Sydney Sage is an Alchemist, one of a group of humans who dabble in magic and serve to bridge the worlds of humans and vampires. They protect vampire secrets—and human lives.
Sydney would love to go to college, but instead, she’s been sent into hiding at a posh boarding school in Palm Springs, California–tasked with protecting Moroi princess Jill Dragomir from assassins who want to throw the Moroi court into civil war. Formerly in disgrace, Sydney is now praised for her loyalty and obedience, and held up as the model of an exemplary Alchemist.
But the closer she grows to Jill, Eddie, and especially Adrian, the more she finds herself questioning her age–old Alchemist beliefs, her idea of family, and the sense of what it means to truly belong. Her world becomes even more complicated when magical experiments show Sydney may hold the key to prevent becoming Strigoi—the fiercest vampires, the ones who don’t die. But it’s her fear of being just that—special, magical, powerful—that scares her more than anything. Equally daunting is her new romance with Brayden, a cute, brainy guy who seems to be her match in every way. Yet, as perfect as he seems, Sydney finds herself being drawn to someone else—someone forbidden to her.
When a shocking secret threatens to tear the vampire world apart, Sydney’s loyalties are suddenly tested more than ever before. She wonders how she's supposed to strike a balance between the principles and dogmas she's been taught, and what her instincts are now telling her.
Should she trust the Alchemists—or her heart?
It’s not often that I like a sequel. They tend to be cursed and The Golden Lily by Richell Mead is book two of the second series set in the Vampire Academy world. Luckily Mead knew what she was doing and wrote an amazing novel. Not only does it make a great continuation of the series story, but it has a plotline that stands on its own two feet. In fact the style in which Richell Mead gives us the recap of book one is devilishly ingenious. She writes a wonderfully creepy opening scene that both explains what had happened in the first book and gets the reader hungry for whatever could be the next mysterious adventure.

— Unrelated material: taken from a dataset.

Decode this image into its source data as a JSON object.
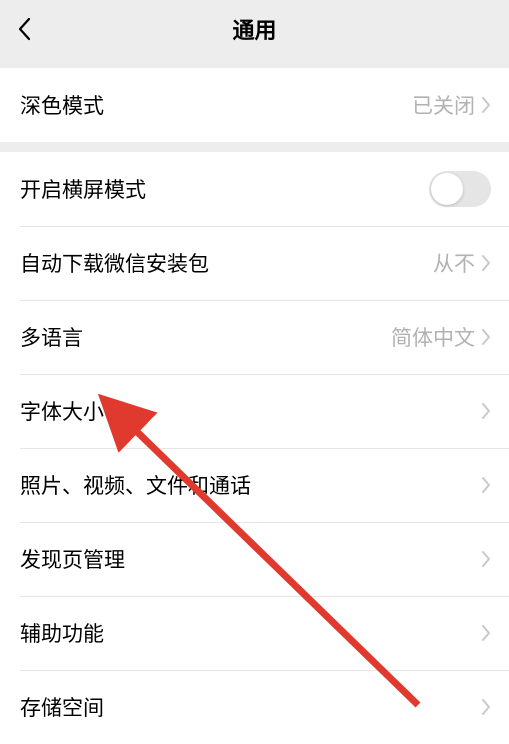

She’s no slouch in the character development either. In the first book Sidney pretends to be older sister to Jill and Eddie while working her Alchemist butt off to protect them and Adrian from being found out. With the newest book, not only does the charade continue, but they’re also beginning to feel like a family. This of course creates a great moral dilemma for Sydney’s Alchemist beliefs. We also get two new characters, Angeline and Brayden. For those who followed the Vampire Academy series till its end, you may remember Angeline from when Rose and Dimitri were on the run. Angeline adds a fish out of water comedic relief at the beginning, no doubt from being plucked from her caveman type of living, but by the end she’d as rough and tough as Eddie is. Brayden is welcomed as well. He’s a brainy human that seems to be the only one who can keep up with Sydney. The two hit it off quiet well and he becomes her first ever love interest.

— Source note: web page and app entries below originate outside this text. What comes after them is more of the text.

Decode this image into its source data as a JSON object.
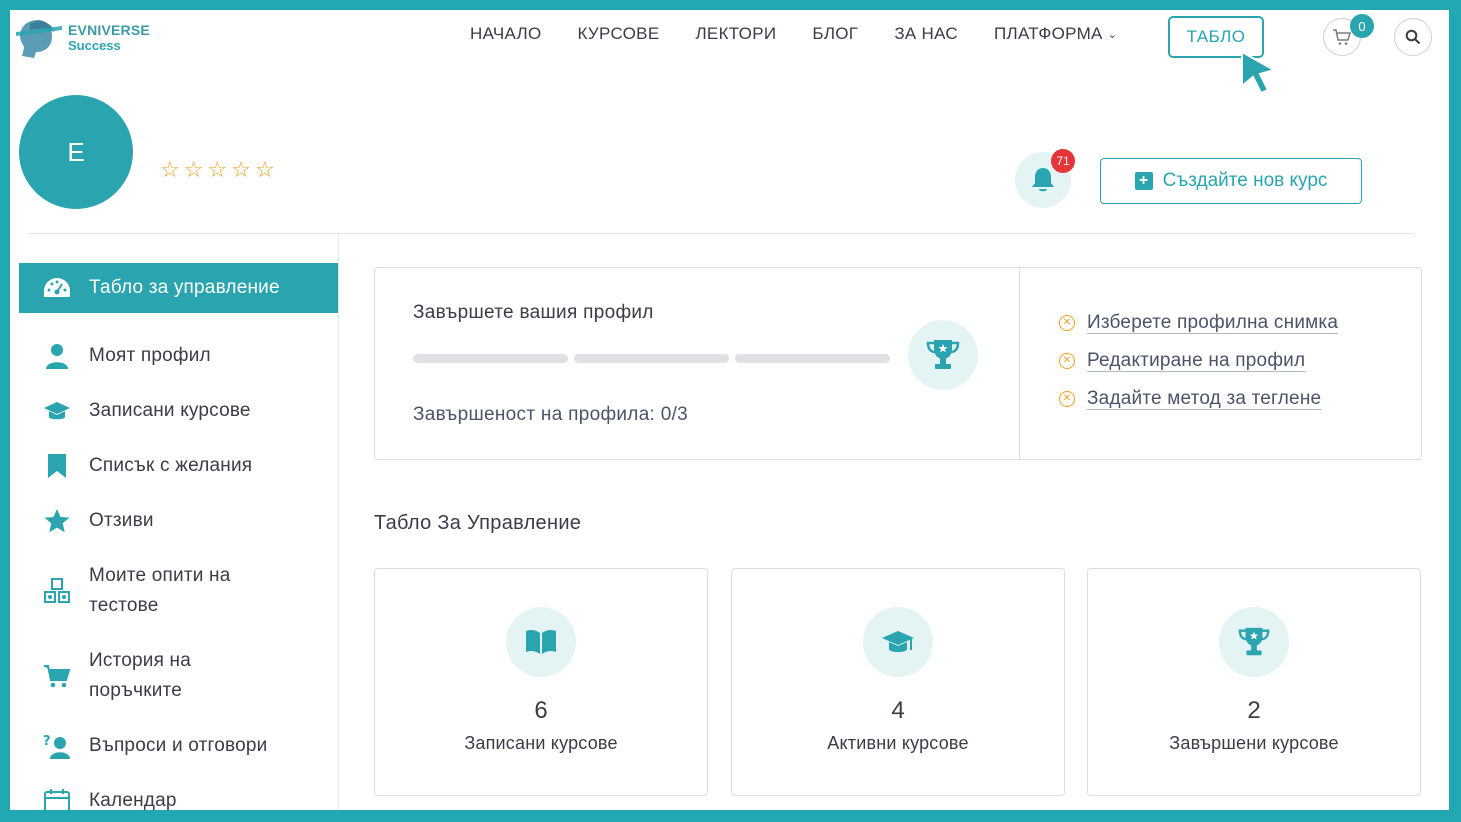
{
  "brand": {
    "line1": "EVNIVERSE",
    "line2": "Success"
  },
  "nav": {
    "items": [
      "НАЧАЛО",
      "КУРСОВЕ",
      "ЛЕКТОРИ",
      "БЛОГ",
      "ЗА НАС"
    ],
    "platform": "ПЛАТФОРМА",
    "tablo": "ТАБЛО"
  },
  "cart": {
    "count": "0"
  },
  "profile": {
    "initial": "E",
    "rating": 0,
    "rating_max": 5
  },
  "notifications": {
    "count": "71"
  },
  "create_course": "Създайте нов курс",
  "sidebar": {
    "items": [
      {
        "label": "Табло за управление",
        "icon": "dashboard-icon"
      },
      {
        "label": "Моят профил",
        "icon": "user-icon"
      },
      {
        "label": "Записани курсове",
        "icon": "graduation-cap-icon"
      },
      {
        "label": "Списък с желания",
        "icon": "bookmark-icon"
      },
      {
        "label": "Отзиви",
        "icon": "star-icon"
      },
      {
        "label": "Моите опити на тестове",
        "line1": "Моите опити на",
        "line2": "тестове",
        "icon": "shapes-icon"
      },
      {
        "label": "История на поръчките",
        "line1": "История на",
        "line2": "поръчките",
        "icon": "cart-icon"
      },
      {
        "label": "Въпроси и отговори",
        "icon": "question-answer-icon"
      },
      {
        "label": "Календар",
        "icon": "calendar-icon"
      }
    ]
  },
  "profile_completion": {
    "title": "Завършете вашия профил",
    "status": "Завършеност на профила: 0/3",
    "steps_done": 0,
    "steps_total": 3,
    "links": [
      "Изберете профилна снимка",
      "Редактиране на профил",
      "Задайте метод за теглене"
    ]
  },
  "dashboard": {
    "title": "Табло За Управление",
    "stats": [
      {
        "value": "6",
        "label": "Записани курсове",
        "icon": "book-icon"
      },
      {
        "value": "4",
        "label": "Активни курсове",
        "icon": "graduation-cap-icon"
      },
      {
        "value": "2",
        "label": "Завършени курсове",
        "icon": "trophy-icon"
      }
    ]
  },
  "colors": {
    "accent": "#2aa5b0",
    "star": "#f0a020",
    "badge": "#e5343a"
  }
}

If there is a flaw to the novel, it’s the time it takes for me to get into the new story. I only say this because I’m more of a plot type of reader. In general the plot of a novel should be seen within the first 25 to 50 pages. With The Golden Lily, I was well into 100 pages before I even had an inkling of what it could be. It’s not a huge issue, but it could deter a new reader to the series from picking it up.
Even with this subjective blemish, the novel was excellent and I am so looking forward to the third book. I have my hopes about what comes next for Sidney and her vampire family. How about you?
Rating: 4.75 out of 5 stars